→ **Problem description**: If a line in the data has the string "счёт", please show it.

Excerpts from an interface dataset

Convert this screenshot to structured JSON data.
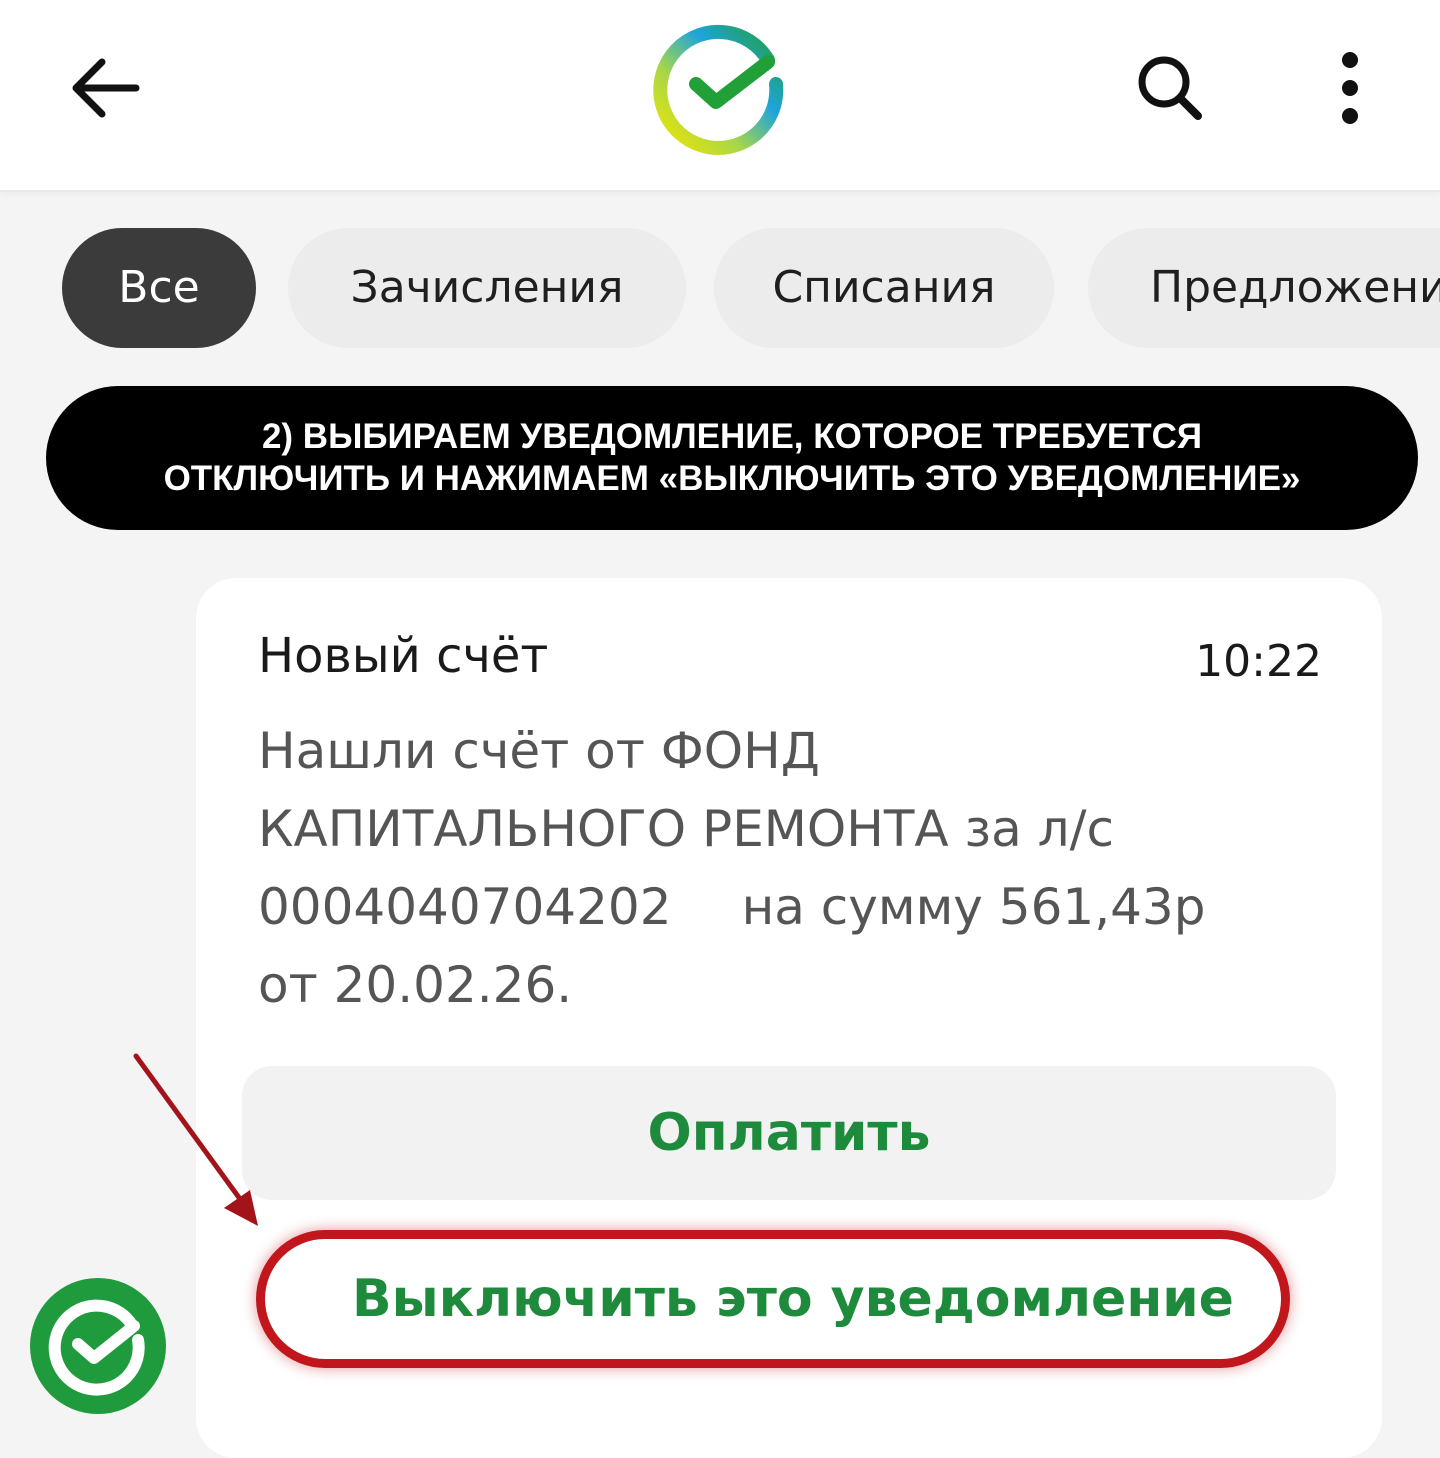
{
  "header": {
    "back_icon": "arrow-left-icon",
    "logo_icon": "sber-logo",
    "search_icon": "search-icon",
    "menu_icon": "more-vertical-icon"
  },
  "filters": {
    "selected": "Все",
    "items": [
      {
        "label": "Все"
      },
      {
        "label": "Зачисления"
      },
      {
        "label": "Списания"
      },
      {
        "label": "Предложени"
      }
    ]
  },
  "instruction": {
    "line1": "2) ВЫБИРАЕМ УВЕДОМЛЕНИЕ, КОТОРОЕ ТРЕБУЕТСЯ",
    "line2": "ОТКЛЮЧИТЬ И НАЖИМАЕМ «ВЫКЛЮЧИТЬ ЭТО УВЕДОМЛЕНИЕ»"
  },
  "notification": {
    "title": "Новый счёт",
    "time": "10:22",
    "body_line1": "Нашли счёт от ФОНД",
    "body_line2": "КАПИТАЛЬНОГО РЕМОНТА за л/с",
    "account": "0004040704202",
    "amount_text": "на сумму 561,43р",
    "date_text": "от 20.02.26."
  },
  "actions": {
    "pay_label": "Оплатить",
    "disable_label": "Выключить это уведомление"
  },
  "colors": {
    "accent_green": "#1e8a3c",
    "highlight_red": "#c0161c",
    "chip_active": "#3b3b3b"
  }
}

→ **Response to this task**:
    "title": "Новый счёт",
    "body_line1": "Нашли счёт от ФОНД",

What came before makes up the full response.